### AIM OF THE EXERCISE
Going through the entries below, copy out each line that contains "product".

### Dataset entries

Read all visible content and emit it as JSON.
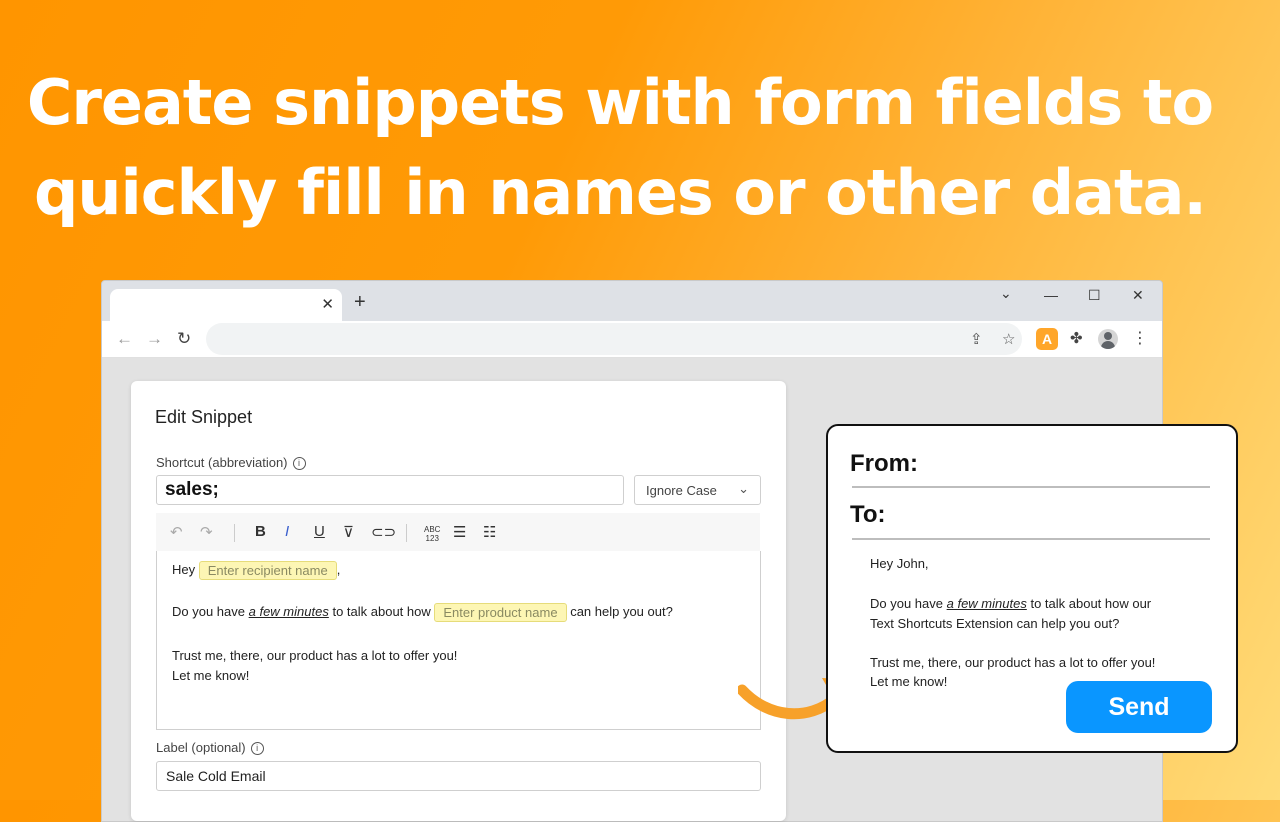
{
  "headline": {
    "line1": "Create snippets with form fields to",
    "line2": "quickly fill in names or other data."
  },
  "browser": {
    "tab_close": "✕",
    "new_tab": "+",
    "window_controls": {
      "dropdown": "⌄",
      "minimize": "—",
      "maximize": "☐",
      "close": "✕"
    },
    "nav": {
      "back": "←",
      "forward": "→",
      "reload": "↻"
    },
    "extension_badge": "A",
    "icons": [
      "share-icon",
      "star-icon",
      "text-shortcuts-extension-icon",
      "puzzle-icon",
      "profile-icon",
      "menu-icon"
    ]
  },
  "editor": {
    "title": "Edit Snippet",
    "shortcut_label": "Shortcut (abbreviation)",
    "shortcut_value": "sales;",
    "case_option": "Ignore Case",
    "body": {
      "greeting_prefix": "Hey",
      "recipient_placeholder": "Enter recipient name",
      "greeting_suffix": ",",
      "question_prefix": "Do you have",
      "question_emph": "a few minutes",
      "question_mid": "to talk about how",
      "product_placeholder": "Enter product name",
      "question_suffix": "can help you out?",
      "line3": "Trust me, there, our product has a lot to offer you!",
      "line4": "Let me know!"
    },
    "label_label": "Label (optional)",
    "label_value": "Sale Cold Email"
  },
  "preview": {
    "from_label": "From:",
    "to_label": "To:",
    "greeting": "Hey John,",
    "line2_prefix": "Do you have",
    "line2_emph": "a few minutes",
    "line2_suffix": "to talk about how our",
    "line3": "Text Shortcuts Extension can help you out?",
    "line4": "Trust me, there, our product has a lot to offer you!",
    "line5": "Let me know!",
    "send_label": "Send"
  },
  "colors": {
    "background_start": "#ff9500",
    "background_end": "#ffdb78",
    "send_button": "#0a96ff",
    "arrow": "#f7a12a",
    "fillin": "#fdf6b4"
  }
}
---
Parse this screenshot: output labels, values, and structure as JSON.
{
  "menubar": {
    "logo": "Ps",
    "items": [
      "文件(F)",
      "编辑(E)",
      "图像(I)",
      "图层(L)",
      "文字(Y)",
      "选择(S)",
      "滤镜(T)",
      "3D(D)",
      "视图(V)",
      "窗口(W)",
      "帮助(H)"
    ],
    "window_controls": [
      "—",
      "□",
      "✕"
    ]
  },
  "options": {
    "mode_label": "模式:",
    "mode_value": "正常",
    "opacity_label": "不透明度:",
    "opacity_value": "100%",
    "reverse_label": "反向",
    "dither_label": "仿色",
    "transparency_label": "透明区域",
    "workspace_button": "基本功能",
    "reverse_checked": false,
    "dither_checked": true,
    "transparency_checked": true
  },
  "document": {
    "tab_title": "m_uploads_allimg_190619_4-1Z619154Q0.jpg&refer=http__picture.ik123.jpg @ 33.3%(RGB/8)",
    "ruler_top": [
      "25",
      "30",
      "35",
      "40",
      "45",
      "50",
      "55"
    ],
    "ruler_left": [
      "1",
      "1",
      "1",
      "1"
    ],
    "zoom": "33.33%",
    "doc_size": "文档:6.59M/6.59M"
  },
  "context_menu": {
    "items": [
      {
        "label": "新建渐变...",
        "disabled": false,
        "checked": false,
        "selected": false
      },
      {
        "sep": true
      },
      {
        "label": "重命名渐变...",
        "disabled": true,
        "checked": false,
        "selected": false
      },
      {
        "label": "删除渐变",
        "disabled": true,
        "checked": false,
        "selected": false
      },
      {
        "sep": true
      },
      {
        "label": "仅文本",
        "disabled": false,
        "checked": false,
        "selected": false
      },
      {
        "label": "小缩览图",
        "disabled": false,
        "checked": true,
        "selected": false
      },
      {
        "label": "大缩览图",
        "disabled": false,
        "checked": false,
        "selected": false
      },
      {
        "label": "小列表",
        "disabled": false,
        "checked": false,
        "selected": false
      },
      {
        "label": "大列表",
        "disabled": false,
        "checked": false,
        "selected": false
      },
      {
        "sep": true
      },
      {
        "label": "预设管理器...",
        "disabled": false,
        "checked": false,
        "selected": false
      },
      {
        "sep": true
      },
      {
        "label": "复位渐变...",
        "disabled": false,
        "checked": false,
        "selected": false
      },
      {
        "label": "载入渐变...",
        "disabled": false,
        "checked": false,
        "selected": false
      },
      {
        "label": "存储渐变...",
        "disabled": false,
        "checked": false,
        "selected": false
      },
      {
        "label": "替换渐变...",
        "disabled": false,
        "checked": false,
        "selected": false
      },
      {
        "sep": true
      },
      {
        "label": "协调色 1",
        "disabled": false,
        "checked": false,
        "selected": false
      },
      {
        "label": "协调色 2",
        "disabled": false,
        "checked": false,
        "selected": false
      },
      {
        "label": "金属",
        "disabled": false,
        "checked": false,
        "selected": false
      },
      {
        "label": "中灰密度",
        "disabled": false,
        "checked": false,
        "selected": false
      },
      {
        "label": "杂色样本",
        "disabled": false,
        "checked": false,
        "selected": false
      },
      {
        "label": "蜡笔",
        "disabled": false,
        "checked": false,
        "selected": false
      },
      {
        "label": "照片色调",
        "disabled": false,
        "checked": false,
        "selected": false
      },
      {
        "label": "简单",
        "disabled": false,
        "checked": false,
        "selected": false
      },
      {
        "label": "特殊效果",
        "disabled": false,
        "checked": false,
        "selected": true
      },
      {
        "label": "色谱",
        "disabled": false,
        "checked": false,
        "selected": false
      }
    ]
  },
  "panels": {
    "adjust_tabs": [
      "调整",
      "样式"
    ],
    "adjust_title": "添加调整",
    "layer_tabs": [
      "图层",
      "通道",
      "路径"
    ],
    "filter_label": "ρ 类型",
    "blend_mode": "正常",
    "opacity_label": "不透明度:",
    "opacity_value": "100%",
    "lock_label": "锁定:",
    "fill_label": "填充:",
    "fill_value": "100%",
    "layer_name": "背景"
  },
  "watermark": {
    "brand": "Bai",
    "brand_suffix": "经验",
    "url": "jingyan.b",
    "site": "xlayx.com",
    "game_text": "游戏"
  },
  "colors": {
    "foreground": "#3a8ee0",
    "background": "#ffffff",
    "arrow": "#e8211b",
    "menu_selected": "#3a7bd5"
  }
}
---
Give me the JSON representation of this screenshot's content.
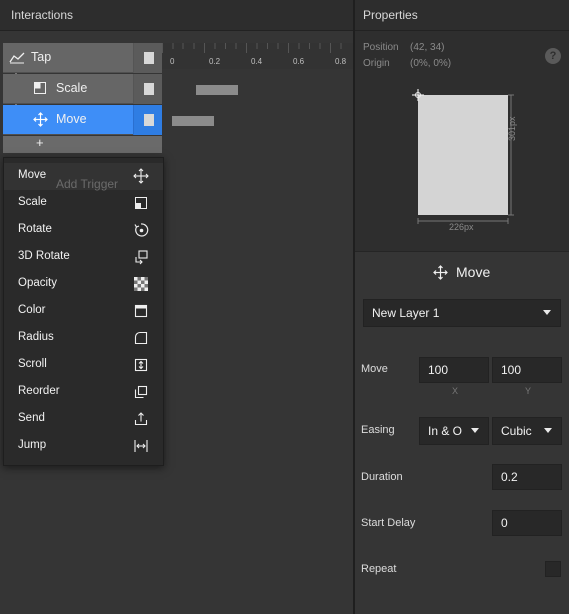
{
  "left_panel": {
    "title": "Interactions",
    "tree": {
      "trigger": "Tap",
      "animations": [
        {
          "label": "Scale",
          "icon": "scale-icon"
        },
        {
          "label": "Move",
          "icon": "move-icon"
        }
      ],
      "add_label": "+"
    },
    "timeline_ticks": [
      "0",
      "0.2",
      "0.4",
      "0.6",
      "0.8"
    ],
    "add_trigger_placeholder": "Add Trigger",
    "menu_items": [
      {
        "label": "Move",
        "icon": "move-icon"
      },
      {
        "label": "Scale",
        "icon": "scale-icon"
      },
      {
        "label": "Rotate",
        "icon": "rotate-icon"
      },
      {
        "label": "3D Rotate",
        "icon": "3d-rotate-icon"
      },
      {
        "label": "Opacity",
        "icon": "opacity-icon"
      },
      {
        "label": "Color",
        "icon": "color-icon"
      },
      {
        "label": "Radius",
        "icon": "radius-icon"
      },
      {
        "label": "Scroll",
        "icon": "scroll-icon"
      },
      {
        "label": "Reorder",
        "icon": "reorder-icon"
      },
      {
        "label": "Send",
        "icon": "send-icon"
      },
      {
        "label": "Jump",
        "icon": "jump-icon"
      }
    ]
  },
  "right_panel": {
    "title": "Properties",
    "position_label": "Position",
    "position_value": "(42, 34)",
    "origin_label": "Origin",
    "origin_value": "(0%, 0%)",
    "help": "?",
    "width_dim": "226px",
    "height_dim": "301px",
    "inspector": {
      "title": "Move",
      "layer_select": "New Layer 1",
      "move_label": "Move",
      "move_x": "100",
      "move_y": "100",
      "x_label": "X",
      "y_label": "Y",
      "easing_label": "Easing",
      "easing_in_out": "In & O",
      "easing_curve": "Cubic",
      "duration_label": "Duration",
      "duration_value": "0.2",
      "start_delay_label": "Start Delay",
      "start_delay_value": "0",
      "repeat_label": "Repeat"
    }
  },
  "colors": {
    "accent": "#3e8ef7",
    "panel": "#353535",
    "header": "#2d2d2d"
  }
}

### ANSWER BELOW
      "product_placeholder": "Enter product name",
      "line3": "Trust me, there, our product has a lot to offer you!",
    "line4": "Trust me, there, our product has a lot to offer you!",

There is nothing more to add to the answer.